I imagine these are obvious questions, and that Thompson has answers to them, so I’ll be on the look out. Let me quickly just mention three ideas I like: 1) there is a hint that Thompson is saying that actions are meaningful insofar as they are part of and presuppose something like a life-world or ‘form of life’ (his phrase; i don’t know if he means it in a technical sense). Obviously my interest in phenomenology explains why it’s interesting to perhaps find Thompson striking upon an idea already quite developed by that school. 2) not unrelated to (1), I’m interested in his claim that actions are essentially temporally stretched. As I said in my past post, this I think is something that the historian implicitly assumes, but is not something I find central to the action theory I have read (maybe it’s more common than I’ve seen; i haven’t read gobs.). 3) Actions are causes of themselves. This is the closest Thompson gets in what I’ve read so far addressing Roman’s (3) above. He says, eg., that building a house is intentional just in case it is a cause of its own parts (temporal phases or organs), eg., laying pipe becomes intentional because it is explicable as part of the act of building a house. But then--in what he acknowledges is cavalier--since everything, including an action, just constituted by its parts, that actions are therefore causes of themselves. This is clever, but I’m waiting to see it filled in.

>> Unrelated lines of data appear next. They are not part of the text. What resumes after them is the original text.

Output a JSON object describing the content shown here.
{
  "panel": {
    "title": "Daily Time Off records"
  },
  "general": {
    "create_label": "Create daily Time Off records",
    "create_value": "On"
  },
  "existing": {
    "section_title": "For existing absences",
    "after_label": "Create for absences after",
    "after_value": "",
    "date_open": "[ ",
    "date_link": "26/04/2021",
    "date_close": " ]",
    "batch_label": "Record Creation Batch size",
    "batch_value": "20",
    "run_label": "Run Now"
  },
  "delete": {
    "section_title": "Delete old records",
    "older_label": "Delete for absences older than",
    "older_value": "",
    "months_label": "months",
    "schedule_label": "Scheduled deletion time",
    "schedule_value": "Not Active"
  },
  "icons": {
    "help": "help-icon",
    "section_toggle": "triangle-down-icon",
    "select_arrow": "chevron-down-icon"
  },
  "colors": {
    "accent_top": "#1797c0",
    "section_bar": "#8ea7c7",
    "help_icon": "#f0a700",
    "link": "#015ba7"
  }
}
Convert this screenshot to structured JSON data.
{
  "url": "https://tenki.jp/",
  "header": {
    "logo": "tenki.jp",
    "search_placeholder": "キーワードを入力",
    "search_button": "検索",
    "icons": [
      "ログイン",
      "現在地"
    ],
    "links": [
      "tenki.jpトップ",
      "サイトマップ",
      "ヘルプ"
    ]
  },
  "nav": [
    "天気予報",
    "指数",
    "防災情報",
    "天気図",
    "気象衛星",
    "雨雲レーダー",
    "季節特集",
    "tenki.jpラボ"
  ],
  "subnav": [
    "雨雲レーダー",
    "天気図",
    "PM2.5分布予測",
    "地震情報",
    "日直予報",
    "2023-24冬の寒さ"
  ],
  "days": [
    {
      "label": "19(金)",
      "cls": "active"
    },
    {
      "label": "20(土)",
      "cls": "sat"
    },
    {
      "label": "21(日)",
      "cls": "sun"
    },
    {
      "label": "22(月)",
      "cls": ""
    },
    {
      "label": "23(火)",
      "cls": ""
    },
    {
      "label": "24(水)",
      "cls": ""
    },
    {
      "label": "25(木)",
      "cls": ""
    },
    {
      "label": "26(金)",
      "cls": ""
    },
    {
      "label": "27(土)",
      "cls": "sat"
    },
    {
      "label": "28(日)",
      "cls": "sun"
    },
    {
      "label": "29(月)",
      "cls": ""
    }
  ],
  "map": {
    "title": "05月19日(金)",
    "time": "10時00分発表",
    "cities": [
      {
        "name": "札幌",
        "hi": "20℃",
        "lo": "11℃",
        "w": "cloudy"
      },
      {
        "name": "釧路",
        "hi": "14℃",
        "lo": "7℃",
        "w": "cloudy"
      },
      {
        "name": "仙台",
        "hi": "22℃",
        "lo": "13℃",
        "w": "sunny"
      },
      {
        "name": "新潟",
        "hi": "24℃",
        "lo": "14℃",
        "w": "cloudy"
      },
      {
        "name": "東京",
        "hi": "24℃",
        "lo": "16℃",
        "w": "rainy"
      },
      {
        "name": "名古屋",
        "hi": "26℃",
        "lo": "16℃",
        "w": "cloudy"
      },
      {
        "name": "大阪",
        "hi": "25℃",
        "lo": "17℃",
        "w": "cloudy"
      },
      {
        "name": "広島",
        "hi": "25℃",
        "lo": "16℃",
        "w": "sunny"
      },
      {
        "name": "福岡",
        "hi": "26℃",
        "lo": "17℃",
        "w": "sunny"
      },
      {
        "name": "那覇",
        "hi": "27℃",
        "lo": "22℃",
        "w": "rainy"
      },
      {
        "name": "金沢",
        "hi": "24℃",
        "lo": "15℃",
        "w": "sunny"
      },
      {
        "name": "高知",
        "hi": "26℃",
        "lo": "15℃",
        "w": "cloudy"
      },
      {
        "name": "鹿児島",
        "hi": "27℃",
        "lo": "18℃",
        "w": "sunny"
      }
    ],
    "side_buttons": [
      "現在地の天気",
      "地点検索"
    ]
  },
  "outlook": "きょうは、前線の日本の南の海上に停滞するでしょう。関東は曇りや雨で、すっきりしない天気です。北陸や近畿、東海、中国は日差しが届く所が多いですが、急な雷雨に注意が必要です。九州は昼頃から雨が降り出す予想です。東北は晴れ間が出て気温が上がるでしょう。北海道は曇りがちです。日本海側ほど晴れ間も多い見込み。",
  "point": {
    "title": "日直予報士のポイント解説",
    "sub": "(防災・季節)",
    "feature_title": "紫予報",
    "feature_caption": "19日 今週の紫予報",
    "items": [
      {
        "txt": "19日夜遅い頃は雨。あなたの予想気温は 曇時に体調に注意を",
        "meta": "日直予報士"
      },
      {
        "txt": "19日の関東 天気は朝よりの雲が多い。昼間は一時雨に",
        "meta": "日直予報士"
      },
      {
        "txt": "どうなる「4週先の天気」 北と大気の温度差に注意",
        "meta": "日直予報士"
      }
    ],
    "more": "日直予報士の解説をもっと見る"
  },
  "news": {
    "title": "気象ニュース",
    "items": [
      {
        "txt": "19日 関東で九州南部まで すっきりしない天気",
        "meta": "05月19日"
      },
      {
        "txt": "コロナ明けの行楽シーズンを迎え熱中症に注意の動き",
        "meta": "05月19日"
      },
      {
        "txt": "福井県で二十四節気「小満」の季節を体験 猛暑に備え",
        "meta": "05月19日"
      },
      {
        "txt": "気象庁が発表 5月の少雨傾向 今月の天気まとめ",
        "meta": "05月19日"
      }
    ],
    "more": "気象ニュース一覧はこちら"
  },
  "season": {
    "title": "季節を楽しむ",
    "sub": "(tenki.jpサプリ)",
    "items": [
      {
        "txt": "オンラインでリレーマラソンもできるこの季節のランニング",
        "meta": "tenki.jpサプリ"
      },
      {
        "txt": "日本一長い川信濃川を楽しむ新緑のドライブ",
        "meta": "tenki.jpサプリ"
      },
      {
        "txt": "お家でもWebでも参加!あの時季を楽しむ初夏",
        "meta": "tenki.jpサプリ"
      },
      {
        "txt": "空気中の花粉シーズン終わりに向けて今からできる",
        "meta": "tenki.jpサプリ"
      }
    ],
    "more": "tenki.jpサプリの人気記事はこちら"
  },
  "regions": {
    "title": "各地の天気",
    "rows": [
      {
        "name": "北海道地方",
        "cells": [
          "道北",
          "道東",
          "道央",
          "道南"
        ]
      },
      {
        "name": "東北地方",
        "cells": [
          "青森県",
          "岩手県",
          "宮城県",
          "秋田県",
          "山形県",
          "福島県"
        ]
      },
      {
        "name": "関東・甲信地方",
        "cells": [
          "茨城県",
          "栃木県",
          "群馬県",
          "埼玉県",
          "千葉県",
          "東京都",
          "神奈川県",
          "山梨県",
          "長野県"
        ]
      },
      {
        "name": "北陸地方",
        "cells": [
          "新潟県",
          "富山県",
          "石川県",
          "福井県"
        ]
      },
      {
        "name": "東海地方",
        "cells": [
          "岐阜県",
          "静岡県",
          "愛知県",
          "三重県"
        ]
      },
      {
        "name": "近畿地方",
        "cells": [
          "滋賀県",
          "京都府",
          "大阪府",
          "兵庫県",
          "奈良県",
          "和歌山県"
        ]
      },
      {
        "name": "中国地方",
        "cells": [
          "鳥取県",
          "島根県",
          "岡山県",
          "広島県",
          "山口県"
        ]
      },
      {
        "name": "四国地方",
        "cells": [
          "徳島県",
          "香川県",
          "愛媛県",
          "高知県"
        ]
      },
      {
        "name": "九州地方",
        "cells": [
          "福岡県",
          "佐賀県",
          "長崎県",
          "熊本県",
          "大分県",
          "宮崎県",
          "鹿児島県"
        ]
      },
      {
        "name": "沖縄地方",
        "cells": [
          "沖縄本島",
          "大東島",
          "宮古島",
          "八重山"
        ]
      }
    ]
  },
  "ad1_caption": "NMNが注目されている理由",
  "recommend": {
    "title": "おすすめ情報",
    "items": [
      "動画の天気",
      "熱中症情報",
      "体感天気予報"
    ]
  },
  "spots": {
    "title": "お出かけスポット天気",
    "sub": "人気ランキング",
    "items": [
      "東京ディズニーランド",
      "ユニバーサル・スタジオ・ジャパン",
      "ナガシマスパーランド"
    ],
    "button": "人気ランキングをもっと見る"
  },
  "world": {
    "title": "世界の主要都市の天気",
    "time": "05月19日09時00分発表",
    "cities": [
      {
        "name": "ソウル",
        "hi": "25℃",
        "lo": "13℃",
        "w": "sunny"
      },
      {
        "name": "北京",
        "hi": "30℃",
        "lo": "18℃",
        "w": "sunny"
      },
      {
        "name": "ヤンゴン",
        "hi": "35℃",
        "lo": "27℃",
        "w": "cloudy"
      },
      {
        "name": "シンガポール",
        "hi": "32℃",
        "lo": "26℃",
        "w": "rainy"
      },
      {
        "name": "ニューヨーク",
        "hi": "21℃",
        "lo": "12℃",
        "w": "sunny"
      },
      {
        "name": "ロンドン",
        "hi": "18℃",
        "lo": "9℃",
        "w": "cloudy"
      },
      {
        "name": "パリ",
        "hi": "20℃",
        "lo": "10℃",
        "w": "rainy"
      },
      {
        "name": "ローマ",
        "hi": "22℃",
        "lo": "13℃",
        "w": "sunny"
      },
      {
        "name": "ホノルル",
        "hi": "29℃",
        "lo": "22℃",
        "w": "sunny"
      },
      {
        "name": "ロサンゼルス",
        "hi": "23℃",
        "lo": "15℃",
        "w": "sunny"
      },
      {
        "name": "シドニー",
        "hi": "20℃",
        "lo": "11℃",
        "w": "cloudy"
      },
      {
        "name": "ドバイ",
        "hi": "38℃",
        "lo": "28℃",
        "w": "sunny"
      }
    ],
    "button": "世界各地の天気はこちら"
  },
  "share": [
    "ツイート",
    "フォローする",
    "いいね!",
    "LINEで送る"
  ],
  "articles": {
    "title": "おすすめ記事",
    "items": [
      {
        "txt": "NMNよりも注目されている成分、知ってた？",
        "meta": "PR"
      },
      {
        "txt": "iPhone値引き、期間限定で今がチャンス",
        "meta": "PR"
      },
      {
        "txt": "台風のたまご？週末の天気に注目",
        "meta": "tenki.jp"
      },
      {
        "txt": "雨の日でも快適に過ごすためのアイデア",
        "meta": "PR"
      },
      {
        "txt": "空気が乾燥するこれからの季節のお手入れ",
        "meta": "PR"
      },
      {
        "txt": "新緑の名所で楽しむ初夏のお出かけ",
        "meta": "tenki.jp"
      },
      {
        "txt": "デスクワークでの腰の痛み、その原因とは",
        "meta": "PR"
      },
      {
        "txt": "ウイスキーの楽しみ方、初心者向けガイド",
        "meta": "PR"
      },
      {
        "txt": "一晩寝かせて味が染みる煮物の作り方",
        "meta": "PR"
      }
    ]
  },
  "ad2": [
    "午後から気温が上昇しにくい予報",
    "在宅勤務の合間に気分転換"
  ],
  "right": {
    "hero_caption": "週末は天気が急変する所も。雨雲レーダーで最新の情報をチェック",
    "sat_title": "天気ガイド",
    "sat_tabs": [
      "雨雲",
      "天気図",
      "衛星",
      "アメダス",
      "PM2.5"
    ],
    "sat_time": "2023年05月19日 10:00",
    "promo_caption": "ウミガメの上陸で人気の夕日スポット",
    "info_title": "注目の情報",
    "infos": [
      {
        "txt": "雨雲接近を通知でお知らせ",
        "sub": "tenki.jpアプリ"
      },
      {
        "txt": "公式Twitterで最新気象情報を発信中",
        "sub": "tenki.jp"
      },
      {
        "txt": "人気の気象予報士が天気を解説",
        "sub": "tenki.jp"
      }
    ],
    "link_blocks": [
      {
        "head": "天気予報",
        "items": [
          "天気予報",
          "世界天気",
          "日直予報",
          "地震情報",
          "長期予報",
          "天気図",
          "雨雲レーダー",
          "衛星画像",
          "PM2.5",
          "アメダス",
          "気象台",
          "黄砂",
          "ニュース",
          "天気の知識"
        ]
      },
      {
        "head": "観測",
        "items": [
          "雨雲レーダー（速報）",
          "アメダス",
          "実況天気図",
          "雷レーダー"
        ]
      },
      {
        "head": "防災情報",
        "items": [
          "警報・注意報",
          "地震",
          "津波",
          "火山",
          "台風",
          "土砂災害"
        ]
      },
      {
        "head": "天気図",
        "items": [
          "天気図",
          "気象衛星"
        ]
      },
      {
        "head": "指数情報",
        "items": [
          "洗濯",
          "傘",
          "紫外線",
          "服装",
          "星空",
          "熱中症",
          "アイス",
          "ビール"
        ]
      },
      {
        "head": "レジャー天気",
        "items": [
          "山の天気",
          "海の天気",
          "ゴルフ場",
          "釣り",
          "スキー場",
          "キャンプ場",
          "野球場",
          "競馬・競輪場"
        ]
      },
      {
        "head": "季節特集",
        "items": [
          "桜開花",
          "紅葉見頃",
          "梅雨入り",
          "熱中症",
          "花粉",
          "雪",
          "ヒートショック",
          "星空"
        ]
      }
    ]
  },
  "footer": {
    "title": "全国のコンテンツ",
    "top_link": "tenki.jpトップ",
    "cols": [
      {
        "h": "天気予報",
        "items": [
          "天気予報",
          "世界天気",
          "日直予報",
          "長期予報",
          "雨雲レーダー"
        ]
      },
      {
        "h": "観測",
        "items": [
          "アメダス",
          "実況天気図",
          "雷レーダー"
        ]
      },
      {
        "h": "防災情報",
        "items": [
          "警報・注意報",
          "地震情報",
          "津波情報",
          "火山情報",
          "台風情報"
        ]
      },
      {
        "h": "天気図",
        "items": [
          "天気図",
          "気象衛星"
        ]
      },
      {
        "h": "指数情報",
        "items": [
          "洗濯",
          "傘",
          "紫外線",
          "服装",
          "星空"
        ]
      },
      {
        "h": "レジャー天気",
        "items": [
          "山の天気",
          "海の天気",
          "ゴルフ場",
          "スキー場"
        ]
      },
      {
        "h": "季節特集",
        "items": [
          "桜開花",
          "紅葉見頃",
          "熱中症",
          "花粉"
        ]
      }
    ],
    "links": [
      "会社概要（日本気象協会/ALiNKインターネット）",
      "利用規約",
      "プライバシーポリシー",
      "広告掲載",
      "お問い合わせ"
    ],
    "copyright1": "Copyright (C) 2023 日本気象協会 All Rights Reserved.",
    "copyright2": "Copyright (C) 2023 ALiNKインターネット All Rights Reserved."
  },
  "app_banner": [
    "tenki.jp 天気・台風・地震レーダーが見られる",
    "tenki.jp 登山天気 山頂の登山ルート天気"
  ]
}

Question: Think you can explain what exactly is at stake in the 'minimum movible,' 'minimum sensible' and 'maximum insensible' discussion? Why can't it be the case that actions bottom out into non-action-parts? Was that even the point?

1 comment:

  1. I don't have a substantive comment, but I have appreciated and benefited from the discussion ya'll are having about Thompson's challenging book.